> _ABOUT THIS EXERCISE_: This calls for a word-for-word copy of all the data, with each picture removed.

DATA PROVIDED section start

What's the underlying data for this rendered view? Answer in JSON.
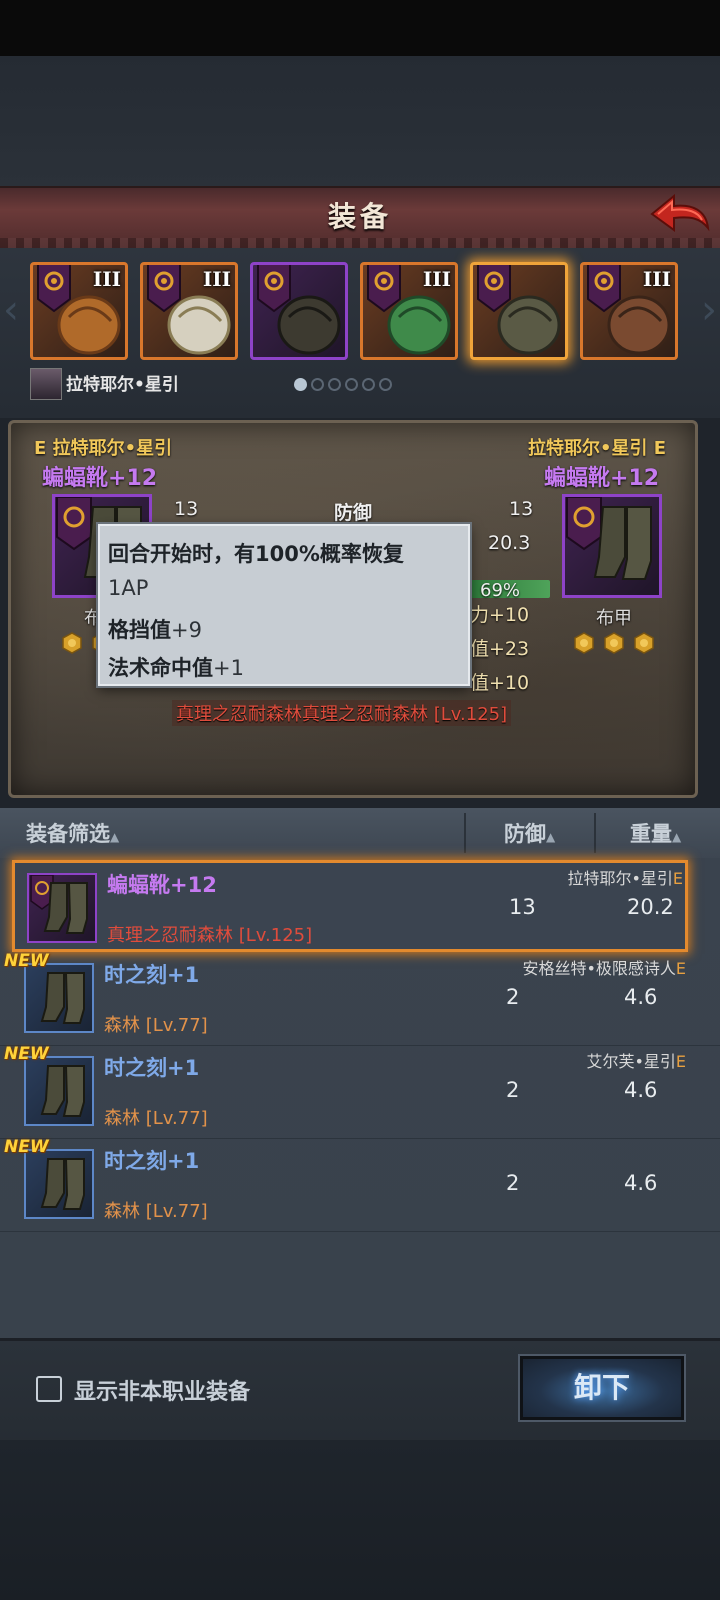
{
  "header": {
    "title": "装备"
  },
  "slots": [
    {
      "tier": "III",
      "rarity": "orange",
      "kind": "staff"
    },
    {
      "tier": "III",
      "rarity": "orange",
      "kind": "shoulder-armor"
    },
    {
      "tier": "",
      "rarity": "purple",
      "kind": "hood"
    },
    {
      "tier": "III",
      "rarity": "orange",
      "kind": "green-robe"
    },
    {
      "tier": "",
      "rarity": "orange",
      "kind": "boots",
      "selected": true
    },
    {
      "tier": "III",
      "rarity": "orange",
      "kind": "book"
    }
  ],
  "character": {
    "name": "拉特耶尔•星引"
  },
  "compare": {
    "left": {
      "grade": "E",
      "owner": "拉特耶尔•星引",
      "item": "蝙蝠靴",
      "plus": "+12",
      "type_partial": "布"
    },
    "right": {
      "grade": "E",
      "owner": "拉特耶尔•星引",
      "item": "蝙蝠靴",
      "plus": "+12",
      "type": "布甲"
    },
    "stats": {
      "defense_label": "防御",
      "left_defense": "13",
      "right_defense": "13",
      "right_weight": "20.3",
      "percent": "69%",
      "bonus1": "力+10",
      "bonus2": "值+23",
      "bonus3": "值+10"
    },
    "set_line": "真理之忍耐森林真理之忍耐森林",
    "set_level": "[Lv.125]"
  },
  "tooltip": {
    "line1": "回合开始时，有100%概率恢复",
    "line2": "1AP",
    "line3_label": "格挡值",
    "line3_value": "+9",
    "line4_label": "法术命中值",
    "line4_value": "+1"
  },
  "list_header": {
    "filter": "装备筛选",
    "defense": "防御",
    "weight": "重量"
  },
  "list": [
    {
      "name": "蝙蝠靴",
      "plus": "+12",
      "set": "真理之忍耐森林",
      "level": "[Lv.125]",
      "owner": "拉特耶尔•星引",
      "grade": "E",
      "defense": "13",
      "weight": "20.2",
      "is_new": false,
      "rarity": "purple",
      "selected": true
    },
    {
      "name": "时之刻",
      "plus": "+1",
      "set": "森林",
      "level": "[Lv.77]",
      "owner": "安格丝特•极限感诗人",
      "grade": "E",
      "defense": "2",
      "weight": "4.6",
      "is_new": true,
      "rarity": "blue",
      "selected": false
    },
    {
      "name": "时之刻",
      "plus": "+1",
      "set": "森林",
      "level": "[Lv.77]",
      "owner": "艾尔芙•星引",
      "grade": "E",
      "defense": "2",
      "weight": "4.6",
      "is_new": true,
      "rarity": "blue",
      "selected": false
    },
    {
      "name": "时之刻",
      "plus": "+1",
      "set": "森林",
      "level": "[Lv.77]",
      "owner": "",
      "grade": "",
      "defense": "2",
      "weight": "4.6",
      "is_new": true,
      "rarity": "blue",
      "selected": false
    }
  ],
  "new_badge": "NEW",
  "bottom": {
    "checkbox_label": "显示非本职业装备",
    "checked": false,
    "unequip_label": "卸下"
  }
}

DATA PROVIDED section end

> _REPLY TO THE TASK_:
What's the underlying data for this rendered view? Answer in JSON.
{
  "header": {
    "title": "装备"
  },
  "slots": [
    {
      "tier": "III",
      "rarity": "orange",
      "kind": "staff"
    },
    {
      "tier": "III",
      "rarity": "orange",
      "kind": "shoulder-armor"
    },
    {
      "tier": "",
      "rarity": "purple",
      "kind": "hood"
    },
    {
      "tier": "III",
      "rarity": "orange",
      "kind": "green-robe"
    },
    {
      "tier": "",
      "rarity": "orange",
      "kind": "boots",
      "selected": true
    },
    {
      "tier": "III",
      "rarity": "orange",
      "kind": "book"
    }
  ],
  "character": {
    "name": "拉特耶尔•星引"
  },
  "compare": {
    "left": {
      "grade": "E",
      "owner": "拉特耶尔•星引",
      "item": "蝙蝠靴",
      "plus": "+12",
      "type_partial": "布"
    },
    "right": {
      "grade": "E",
      "owner": "拉特耶尔•星引",
      "item": "蝙蝠靴",
      "plus": "+12",
      "type": "布甲"
    },
    "stats": {
      "defense_label": "防御",
      "left_defense": "13",
      "right_defense": "13",
      "right_weight": "20.3",
      "percent": "69%",
      "bonus1": "力+10",
      "bonus2": "值+23",
      "bonus3": "值+10"
    },
    "set_line": "真理之忍耐森林真理之忍耐森林",
    "set_level": "[Lv.125]"
  },
  "tooltip": {
    "line1": "回合开始时，有100%概率恢复",
    "line2": "1AP",
    "line3_label": "格挡值",
    "line3_value": "+9",
    "line4_label": "法术命中值",
    "line4_value": "+1"
  },
  "list_header": {
    "filter": "装备筛选",
    "defense": "防御",
    "weight": "重量"
  },
  "list": [
    {
      "name": "蝙蝠靴",
      "plus": "+12",
      "set": "真理之忍耐森林",
      "level": "[Lv.125]",
      "owner": "拉特耶尔•星引",
      "grade": "E",
      "defense": "13",
      "weight": "20.2",
      "is_new": false,
      "rarity": "purple",
      "selected": true
    },
    {
      "name": "时之刻",
      "plus": "+1",
      "set": "森林",
      "level": "[Lv.77]",
      "owner": "安格丝特•极限感诗人",
      "grade": "E",
      "defense": "2",
      "weight": "4.6",
      "is_new": true,
      "rarity": "blue",
      "selected": false
    },
    {
      "name": "时之刻",
      "plus": "+1",
      "set": "森林",
      "level": "[Lv.77]",
      "owner": "艾尔芙•星引",
      "grade": "E",
      "defense": "2",
      "weight": "4.6",
      "is_new": true,
      "rarity": "blue",
      "selected": false
    },
    {
      "name": "时之刻",
      "plus": "+1",
      "set": "森林",
      "level": "[Lv.77]",
      "owner": "",
      "grade": "",
      "defense": "2",
      "weight": "4.6",
      "is_new": true,
      "rarity": "blue",
      "selected": false
    }
  ],
  "new_badge": "NEW",
  "bottom": {
    "checkbox_label": "显示非本职业装备",
    "checked": false,
    "unequip_label": "卸下"
  }
}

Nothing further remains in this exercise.